(Website and app data records)
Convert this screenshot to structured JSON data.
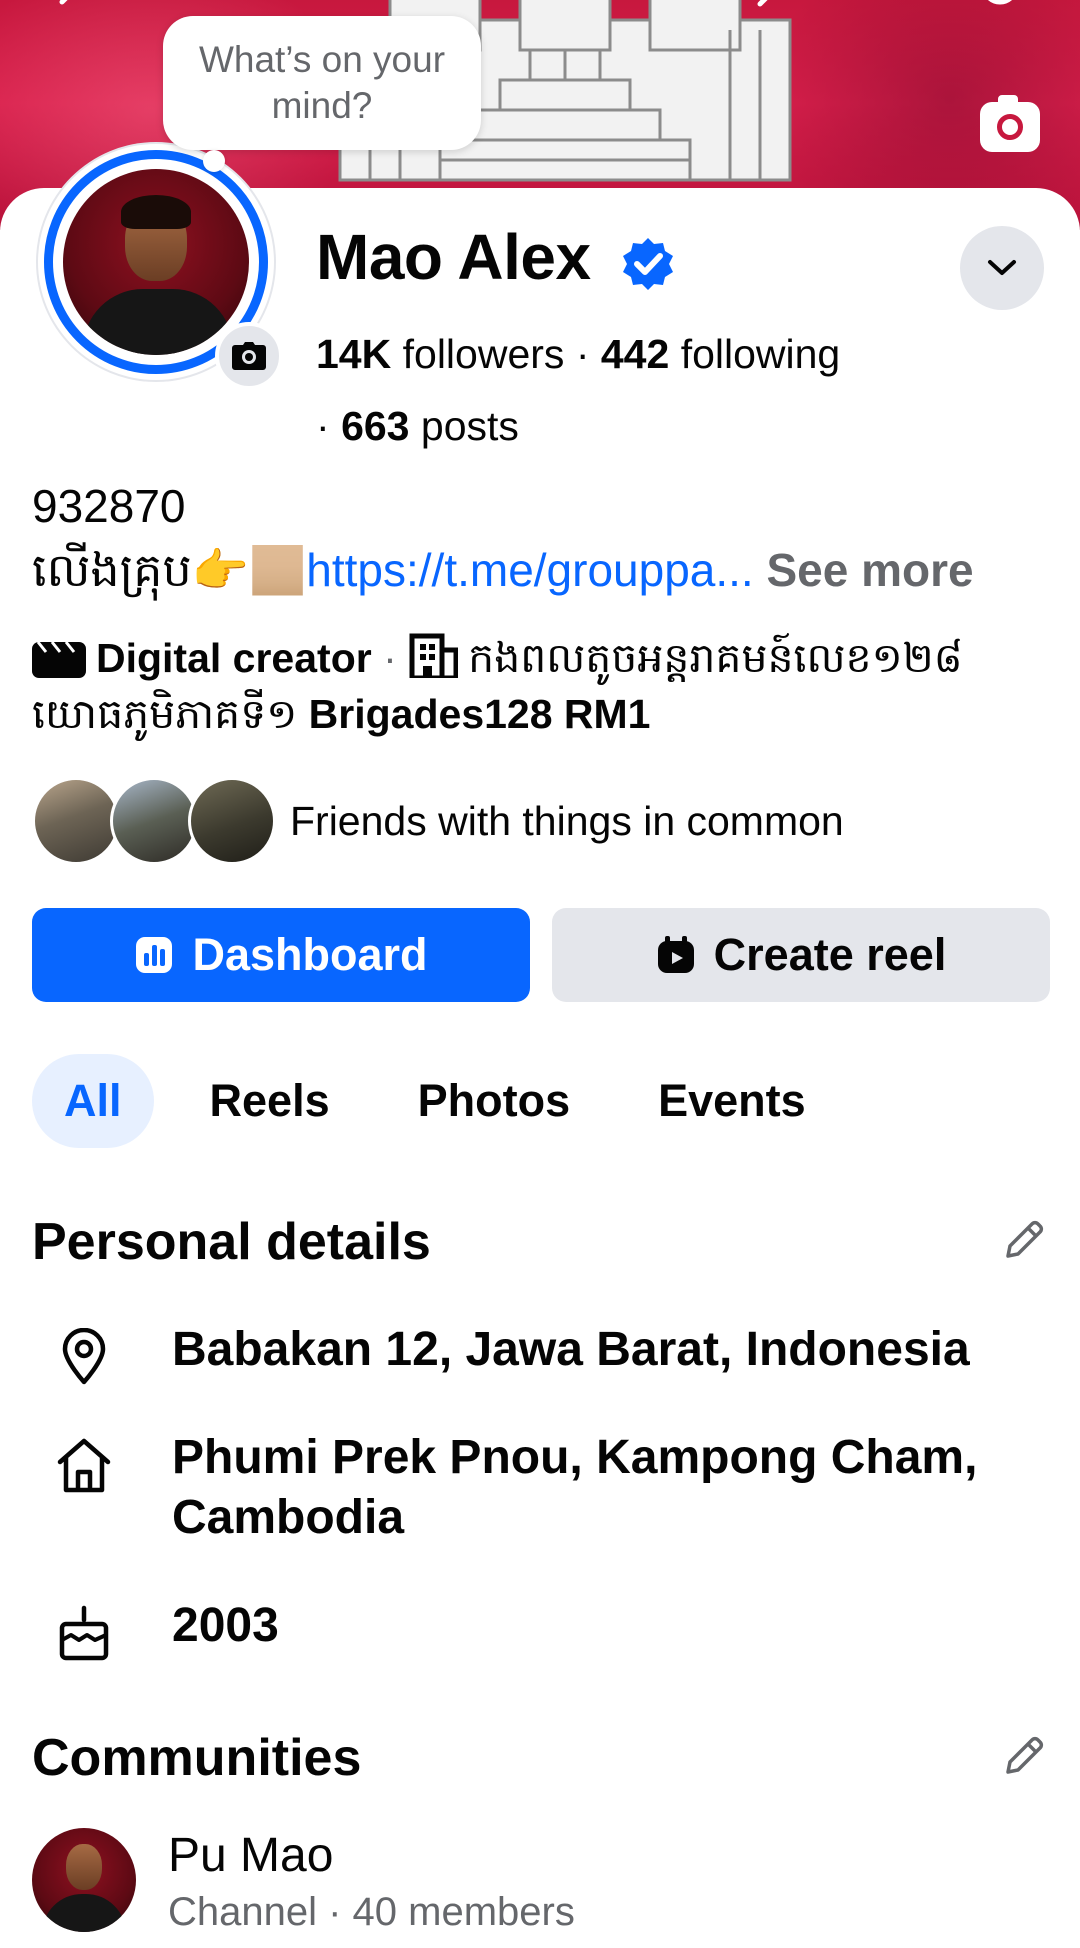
{
  "cover": {
    "camera_icon": "camera-icon"
  },
  "composer": {
    "prompt": "What’s on your mind?"
  },
  "profile": {
    "name": "Mao Alex",
    "verified_icon": "verified-badge-icon",
    "stats": {
      "followers_count": "14K",
      "followers_label": "followers",
      "separator": "·",
      "following_count": "442",
      "following_label": "following",
      "posts_count": "663",
      "posts_label": "posts"
    },
    "bio": {
      "line1": "932870",
      "line2_prefix": "លើងគ្រុប👉🏼",
      "link": "https://t.me/grouppa...",
      "see_more": "See more"
    },
    "work": {
      "category": "Digital creator",
      "dot": "·",
      "workplace_kh": "កងពលតូចអន្តរាគមន៍លេខ១២៨ យោធភូមិភាគទី១",
      "workplace_en": "Brigades128 RM1"
    },
    "friends_text": "Friends with things in common"
  },
  "actions": {
    "primary": "Dashboard",
    "secondary": "Create reel"
  },
  "tabs": [
    {
      "label": "All",
      "active": true
    },
    {
      "label": "Reels",
      "active": false
    },
    {
      "label": "Photos",
      "active": false
    },
    {
      "label": "Events",
      "active": false
    }
  ],
  "personal_details": {
    "title": "Personal details",
    "items": [
      {
        "icon": "location-pin-icon",
        "text": "Babakan 12, Jawa Barat, Indonesia"
      },
      {
        "icon": "home-icon",
        "text": "Phumi Prek Pnou, Kampong Cham, Cambodia"
      },
      {
        "icon": "birthday-cake-icon",
        "text": "2003"
      }
    ]
  },
  "communities": {
    "title": "Communities",
    "items": [
      {
        "name": "Pu Mao",
        "meta": "Channel · 40 members"
      }
    ]
  },
  "colors": {
    "brand_blue": "#0866ff",
    "cover_red": "#c7183e",
    "muted": "#65676b",
    "chip_gray": "#e4e6eb"
  }
}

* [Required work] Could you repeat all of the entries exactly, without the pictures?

* [Exercise answer]
Convert this screenshot to structured JSON data.
{
  "cover": {
    "camera_icon": "camera-icon"
  },
  "composer": {
    "prompt": "What’s on your mind?"
  },
  "profile": {
    "name": "Mao Alex",
    "verified_icon": "verified-badge-icon",
    "stats": {
      "followers_count": "14K",
      "followers_label": "followers",
      "separator": "·",
      "following_count": "442",
      "following_label": "following",
      "posts_count": "663",
      "posts_label": "posts"
    },
    "bio": {
      "line1": "932870",
      "line2_prefix": "លើងគ្រុប👉🏼",
      "link": "https://t.me/grouppa...",
      "see_more": "See more"
    },
    "work": {
      "category": "Digital creator",
      "dot": "·",
      "workplace_kh": "កងពលតូចអន្តរាគមន៍លេខ១២៨ យោធភូមិភាគទី១",
      "workplace_en": "Brigades128 RM1"
    },
    "friends_text": "Friends with things in common"
  },
  "actions": {
    "primary": "Dashboard",
    "secondary": "Create reel"
  },
  "tabs": [
    {
      "label": "All",
      "active": true
    },
    {
      "label": "Reels",
      "active": false
    },
    {
      "label": "Photos",
      "active": false
    },
    {
      "label": "Events",
      "active": false
    }
  ],
  "personal_details": {
    "title": "Personal details",
    "items": [
      {
        "icon": "location-pin-icon",
        "text": "Babakan 12, Jawa Barat, Indonesia"
      },
      {
        "icon": "home-icon",
        "text": "Phumi Prek Pnou, Kampong Cham, Cambodia"
      },
      {
        "icon": "birthday-cake-icon",
        "text": "2003"
      }
    ]
  },
  "communities": {
    "title": "Communities",
    "items": [
      {
        "name": "Pu Mao",
        "meta": "Channel · 40 members"
      }
    ]
  },
  "colors": {
    "brand_blue": "#0866ff",
    "cover_red": "#c7183e",
    "muted": "#65676b",
    "chip_gray": "#e4e6eb"
  }
}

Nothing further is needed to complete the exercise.